» Brief:
Copy each line of the listing where the word "کشور" can be found.

§

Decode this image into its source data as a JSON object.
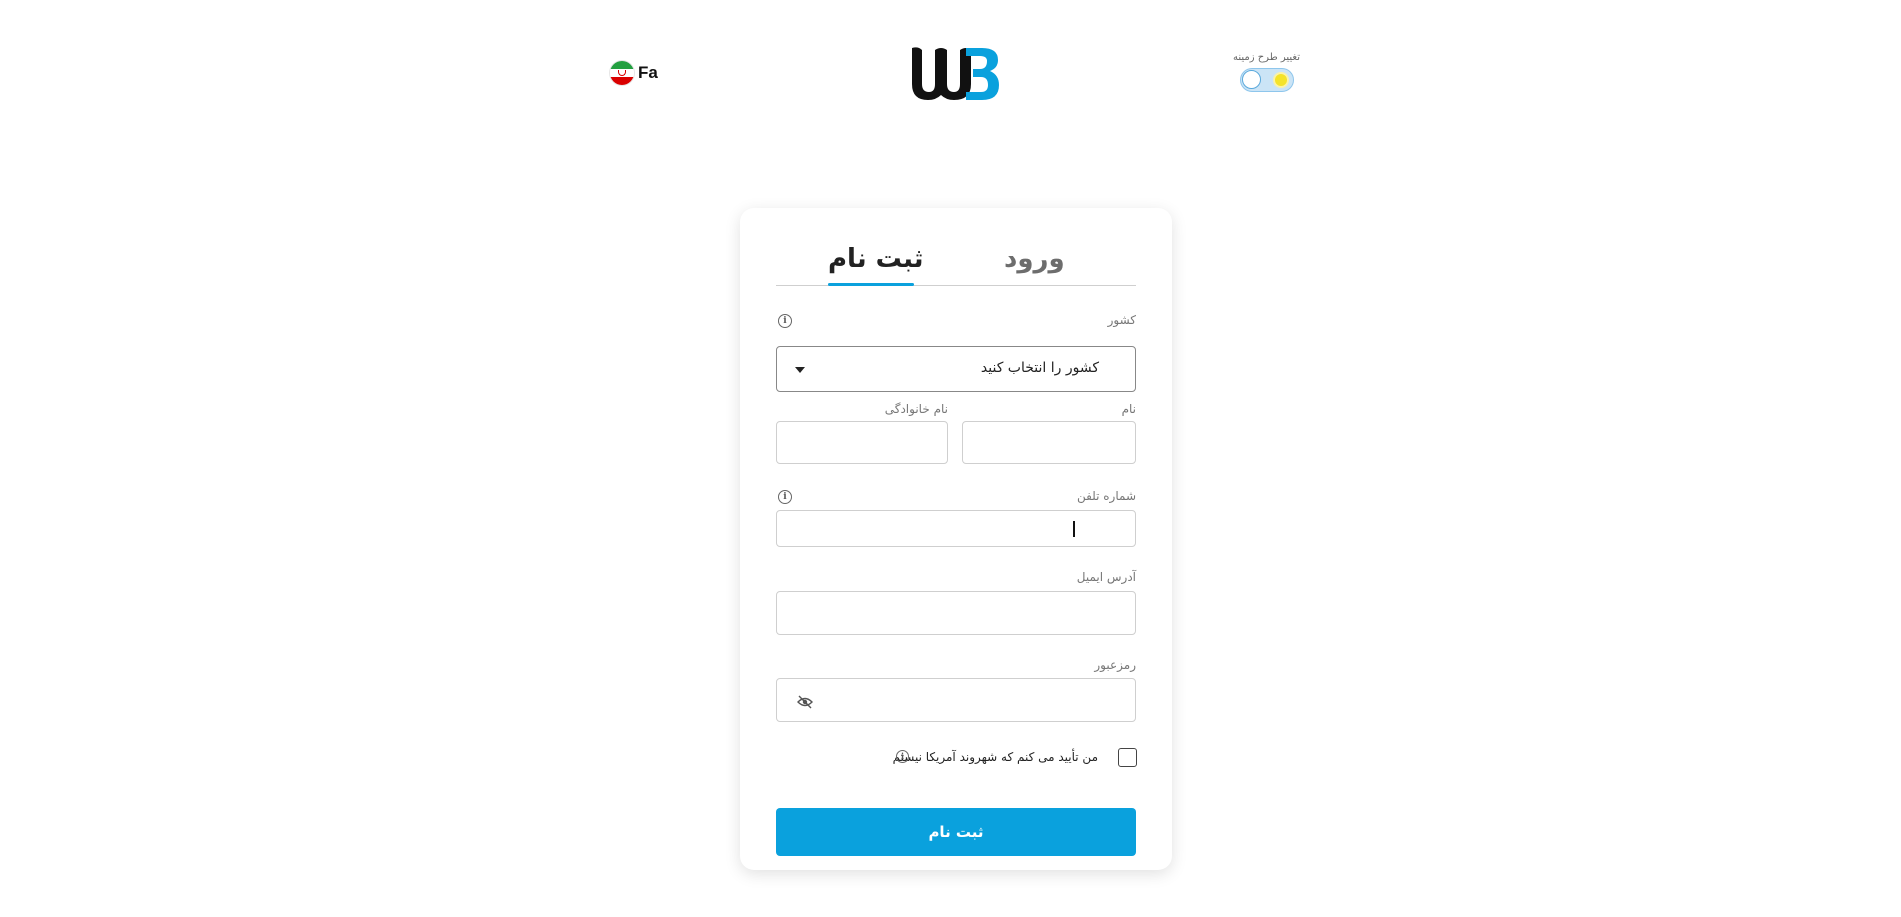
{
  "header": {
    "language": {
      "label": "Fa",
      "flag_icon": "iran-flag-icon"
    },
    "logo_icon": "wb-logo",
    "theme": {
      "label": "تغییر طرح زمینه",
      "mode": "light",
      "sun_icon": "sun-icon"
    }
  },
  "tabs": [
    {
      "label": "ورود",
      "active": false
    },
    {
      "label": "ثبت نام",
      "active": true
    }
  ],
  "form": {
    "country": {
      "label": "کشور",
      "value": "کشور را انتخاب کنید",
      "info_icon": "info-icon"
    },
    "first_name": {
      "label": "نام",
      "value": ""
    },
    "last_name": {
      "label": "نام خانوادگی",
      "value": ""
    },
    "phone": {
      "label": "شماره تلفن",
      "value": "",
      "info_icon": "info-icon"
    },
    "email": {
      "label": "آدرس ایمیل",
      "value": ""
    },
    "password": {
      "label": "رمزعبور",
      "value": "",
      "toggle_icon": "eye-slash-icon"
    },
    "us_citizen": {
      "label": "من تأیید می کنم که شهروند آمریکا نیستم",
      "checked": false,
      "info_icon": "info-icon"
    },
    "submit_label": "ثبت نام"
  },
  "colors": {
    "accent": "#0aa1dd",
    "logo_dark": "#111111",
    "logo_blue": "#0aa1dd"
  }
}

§

» Exercise response:
      "label": "کشور",
      "value": "کشور را انتخاب کنید",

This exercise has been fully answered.